The server checked to make sure I wanted onions in my potatoes, another customer service plus.

Chuck's scrambled eggs came on top of corned beef hash (house made from scratch, he checked) and were served on a mini cast iron skillet nested on a wooden board.



What I like most, an element lacking at Skippy's, was that the home fries had been in the skillet long enough to achieve that crispiness around the edges, and the onions were nicely caramelized--to the point that the tiny bits were downright crunchy. Awesome!

The place is decorated with antiques and faux antiques, such as an old gum-ball machine, while vintage looking store signs cover all walls. But the interior still feels airy and clean.



Servers are super friendly and attentive, seeming to really enjoy their repartee with regulars. I'd drive out here for breakfast again in a New York minute.

Friday, September 19, 2014

The Hidden Artwork of Downtown Windsor

While killing a bit of time before a workshop yesterday, I happened upon some amazing "intentional graffiti," or graffiti-style murals.

First I had photographed a mainstream mural visible from a street, of which we have many gorgeous ones gracing buildings all over this lovely city.


Then I ducked into an alley and stumbled onto this:

And this one, in front of which I will definitely NEVER park my car. I promise.


By the time I spotted this one, I was starting to feel like I'd entered a gallery. I began slowing my pace.


Then I turned back and noticed this one.


There is some serious talent in this city, eh?


I think this was my favourite.


But this one is nice, too.


At one point I popped out of the alleys just in time to see the morning breeze lift a Pride Flag.


I love that downtown Windsor embraces its slight grittiness.
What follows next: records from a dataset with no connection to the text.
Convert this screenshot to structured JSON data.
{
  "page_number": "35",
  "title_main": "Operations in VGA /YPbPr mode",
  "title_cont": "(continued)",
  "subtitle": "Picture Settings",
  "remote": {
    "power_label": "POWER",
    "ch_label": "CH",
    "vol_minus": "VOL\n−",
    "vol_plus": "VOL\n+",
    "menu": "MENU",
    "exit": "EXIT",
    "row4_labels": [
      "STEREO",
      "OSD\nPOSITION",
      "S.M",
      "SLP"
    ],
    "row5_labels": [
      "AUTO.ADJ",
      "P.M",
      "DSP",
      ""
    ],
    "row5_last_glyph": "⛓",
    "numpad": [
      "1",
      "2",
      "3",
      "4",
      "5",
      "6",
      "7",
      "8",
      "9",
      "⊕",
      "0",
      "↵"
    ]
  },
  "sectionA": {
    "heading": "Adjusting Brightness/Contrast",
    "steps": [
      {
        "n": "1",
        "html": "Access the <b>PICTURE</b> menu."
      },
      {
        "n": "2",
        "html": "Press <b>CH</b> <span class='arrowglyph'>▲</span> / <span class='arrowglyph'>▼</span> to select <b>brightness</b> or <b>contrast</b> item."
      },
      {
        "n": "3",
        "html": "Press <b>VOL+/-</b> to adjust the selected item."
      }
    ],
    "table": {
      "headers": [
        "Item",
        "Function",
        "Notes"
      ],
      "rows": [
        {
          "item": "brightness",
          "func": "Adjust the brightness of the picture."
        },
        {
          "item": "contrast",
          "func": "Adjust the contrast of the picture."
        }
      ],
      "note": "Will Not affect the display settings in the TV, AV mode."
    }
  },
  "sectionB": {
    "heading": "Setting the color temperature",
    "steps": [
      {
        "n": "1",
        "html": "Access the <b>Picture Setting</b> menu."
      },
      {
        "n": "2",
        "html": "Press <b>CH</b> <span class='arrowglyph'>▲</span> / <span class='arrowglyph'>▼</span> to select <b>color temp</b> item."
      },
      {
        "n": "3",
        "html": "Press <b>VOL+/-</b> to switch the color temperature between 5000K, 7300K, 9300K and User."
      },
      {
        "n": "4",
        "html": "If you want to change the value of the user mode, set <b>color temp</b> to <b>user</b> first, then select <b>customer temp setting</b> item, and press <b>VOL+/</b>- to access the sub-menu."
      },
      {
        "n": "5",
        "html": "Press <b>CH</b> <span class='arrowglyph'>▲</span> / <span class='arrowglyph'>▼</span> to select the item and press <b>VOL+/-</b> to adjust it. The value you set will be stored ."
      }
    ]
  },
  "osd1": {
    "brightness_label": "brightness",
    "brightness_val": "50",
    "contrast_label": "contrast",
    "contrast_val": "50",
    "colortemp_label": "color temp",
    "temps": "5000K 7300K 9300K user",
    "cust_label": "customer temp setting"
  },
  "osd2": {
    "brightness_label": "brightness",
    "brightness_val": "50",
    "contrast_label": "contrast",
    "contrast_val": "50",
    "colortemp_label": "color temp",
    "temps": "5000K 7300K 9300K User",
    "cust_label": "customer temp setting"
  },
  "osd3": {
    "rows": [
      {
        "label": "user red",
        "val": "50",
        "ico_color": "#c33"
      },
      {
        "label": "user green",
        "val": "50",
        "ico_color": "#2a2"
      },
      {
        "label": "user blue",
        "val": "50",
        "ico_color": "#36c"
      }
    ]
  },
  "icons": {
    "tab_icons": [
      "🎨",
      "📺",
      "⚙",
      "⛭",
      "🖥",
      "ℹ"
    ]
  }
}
If you want to stroll through this outdoor gallery and check out these and many more amazing murals, duck into the alley between Ouellette and Pelissier north of Wyandotte Street, south of Park. At least I THINK that's where I was.